Impact on Student Learning: A Comparison of International and Domestic Undergraduate Research Experiences. ASEE International Forum Indianapolis, IN June 14, 2014 Cheryl Matherly, the University of Tulsa Shane Curtis, The University of Tulsa Sarah Phillips, Rice University
Impact on Student Learning: A Comparison of International and Domestic Undergraduate Research Experiences
ASEE International Forum
June 14, 2014
Cheryl Matherly, the University of Tulsa
Shane Curtis, The University of Tulsa
Sarah Phillips, Rice University
Junichiro kono, rice university
Are international programs for STEM students effective in preparing students to participate in international research collaboration?
King, P. & Baxter Magolda, M. “A developmental model of intercultural maturity,” Journal of College Student Development, 46, 6, 71-592, (2005).
To cultivate an interest in nanotechnology as a field of study among college students
To cultivate the next generation of graduate students in nanotechnology
To add to the skill set of active nanoscienceresearchers

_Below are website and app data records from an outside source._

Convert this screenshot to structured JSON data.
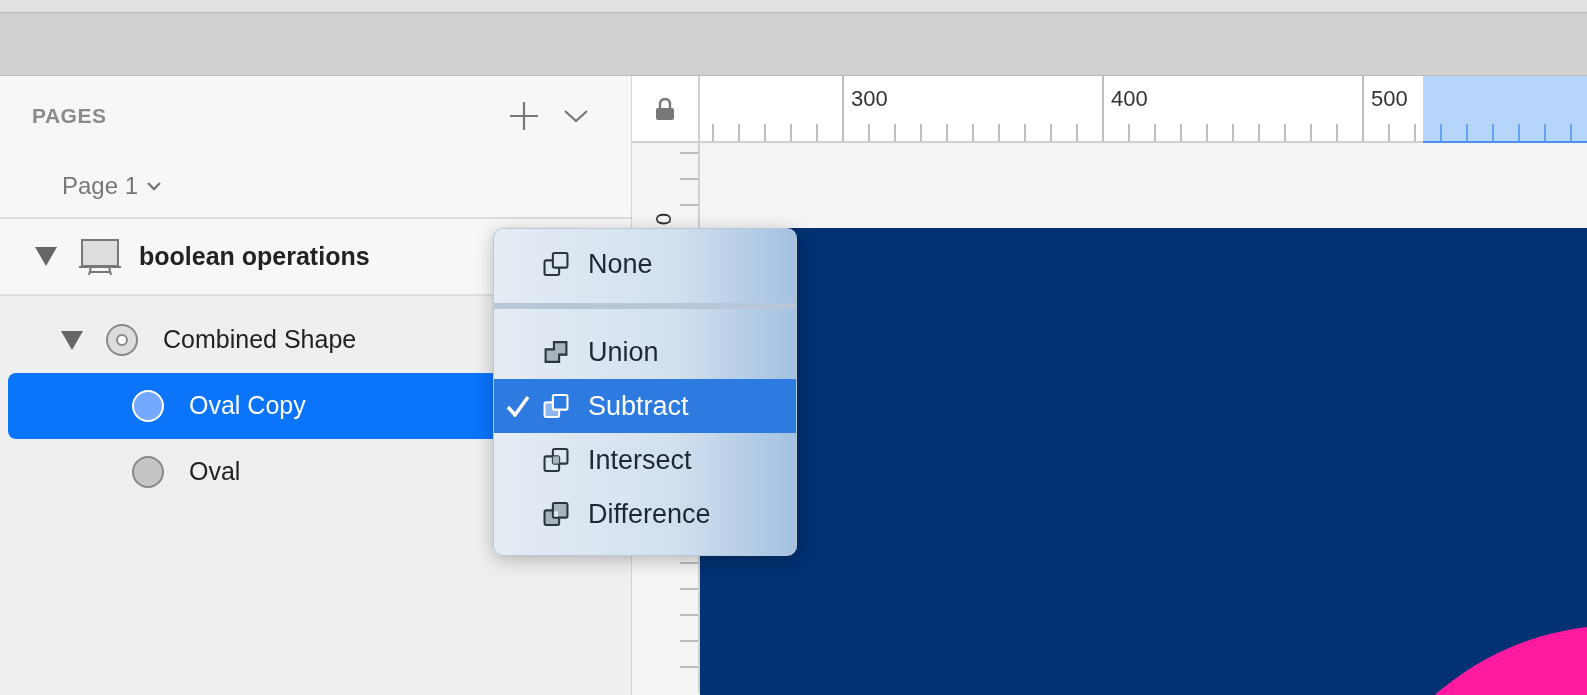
{
  "pages_panel": {
    "title": "PAGES",
    "current_page": "Page 1"
  },
  "layers": [
    {
      "name": "boolean operations",
      "kind": "artboard",
      "expanded": true,
      "selected": false,
      "children": [
        {
          "name": "Combined Shape",
          "kind": "combined",
          "expanded": true,
          "selected": false,
          "children": [
            {
              "name": "Oval Copy",
              "kind": "oval",
              "selected": true
            },
            {
              "name": "Oval",
              "kind": "oval",
              "selected": false
            }
          ]
        }
      ]
    }
  ],
  "ruler": {
    "labels": [
      "300",
      "400",
      "500"
    ],
    "vertical_labels": [
      "0"
    ]
  },
  "boolean_menu": {
    "items": [
      {
        "label": "None",
        "kind": "none",
        "selected": false,
        "separator_after": true
      },
      {
        "label": "Union",
        "kind": "union",
        "selected": false,
        "separator_after": false
      },
      {
        "label": "Subtract",
        "kind": "subtract",
        "selected": true,
        "separator_after": false
      },
      {
        "label": "Intersect",
        "kind": "intersect",
        "selected": false,
        "separator_after": false
      },
      {
        "label": "Difference",
        "kind": "difference",
        "selected": false,
        "separator_after": false
      }
    ]
  }
}
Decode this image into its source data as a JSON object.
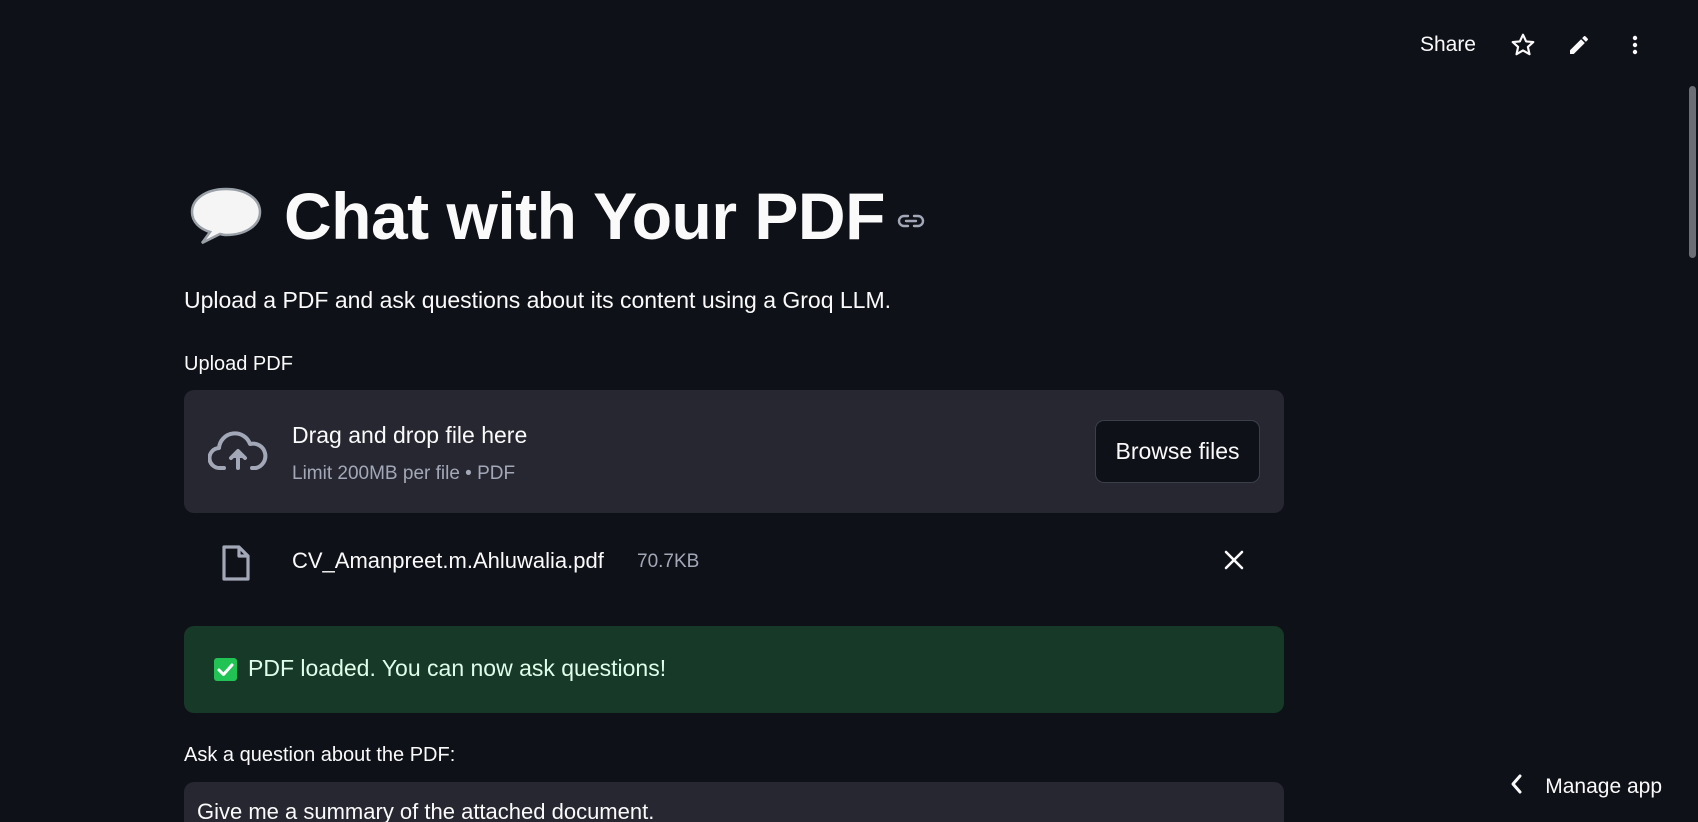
{
  "toolbar": {
    "share_label": "Share",
    "icons": [
      "star-icon",
      "pencil-icon",
      "more-vertical-icon"
    ]
  },
  "header": {
    "emoji_icon": "speech-balloon-icon",
    "title": "Chat with Your PDF",
    "anchor_icon": "link-icon",
    "subtitle": "Upload a PDF and ask questions about its content using a Groq LLM."
  },
  "uploader": {
    "label": "Upload PDF",
    "drop_text": "Drag and drop file here",
    "limit_text": "Limit 200MB per file • PDF",
    "browse_label": "Browse files",
    "icon": "cloud-upload-icon"
  },
  "uploaded_file": {
    "name": "CV_Amanpreet.m.Ahluwalia.pdf",
    "size": "70.7KB",
    "icon": "file-icon",
    "remove_icon": "close-icon"
  },
  "status": {
    "message": "PDF loaded. You can now ask questions!",
    "icon": "check-box-icon",
    "color": "#21c354"
  },
  "question": {
    "label": "Ask a question about the PDF:",
    "value": "Give me a summary of the attached document."
  },
  "footer": {
    "manage_label": "Manage app",
    "icon": "chevron-left-icon"
  },
  "colors": {
    "background": "#0e1117",
    "panel": "#262730",
    "success_bg": "#173928",
    "text": "#fafafa",
    "muted": "#a3a8b8"
  }
}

To create students who are internationally savvy and have a specific interest in and knowledge of Japan;
To educate students in culture, language and technology, in order that they may be more effective when addressing global scientific problems
To acquire the capability of reading and understanding advanced scientific publications,
To understand and experience how to bring a research project to a successful completion,
To be able to successfully present their work to an audience,
To understand principles for ethical and responsible research.
Undergraduate students in the physical sciences (typically sophomore & junior students)
8-10 week research internships based at Rice University
Complete research on fundamental research projects on quantum phenomena in physical, chemical, and biological systems under the advisement of RQI faculty fellows.
Special seminars and group discussions for REU participants
RQI Annual Summer Research Colloquium at the end of the summer.
NanoJapan: PreM = 2.82, SD = .57, PostM = 3.53, SD = .86 RQI: PreM = 3.35, SD = .81, PostM = 3.53, SD = .86
NanoJapan: PreM = 3.20, SD = .53, PostM = 3.37, SD = .49 RQI: PreM = 2.43, SD = .84, PostM = 2.38, SD = .65.
Characterized by a heightened awareness and capacity to engage in intercultural interactions that are interdependent, respectful, and informed by cultural understanding
NanoJapan: PreM = 3.07 SD = .84, PostM = 4.18, SD = .53 RQI: PreM = 3.58, SD = .37, PostM = 3.81, SD = .57.
NanoJapan: PreM= 3.22, SD=.82; PostM = 3.77, SD = .71RQI: PreM = 3.74, SD = .62; PostM = 3.94, SD = .49
Intrapersonal dimension was the least robust
On the cognitive dimension, the rate of perceived gains as expressed by NanoJapan students were greater than the RQI students
A response to personal challenge?
The international dimension of the REU may be a catalyst for development of this dimension of intercultural maturity.
On the interpersonal dimension, NanoJapan students indicated accelerated gains such that they rated themselves as better prepared than the RQI students at the end of the summer.
Increased self-confidence from the challenge of being abroad?
Impact of NanoJapancurriculum and intercultural reflections?
Implications: The international experience, as distinct from the domestic REU, did impact students’ self-assessment on measures of intercultural maturity
We would like to acknowledge the financial support of the National Science Foundation through Grant Nos. OISE-0530220 and OISE-0968405 as well as the contributions of the PIRE team members to the NanoJapan Program, including Keiko Packard, Prof. Mitsuaki Shimojo, Prof. Jonathan Bird, and Prof. Christopher Stanton.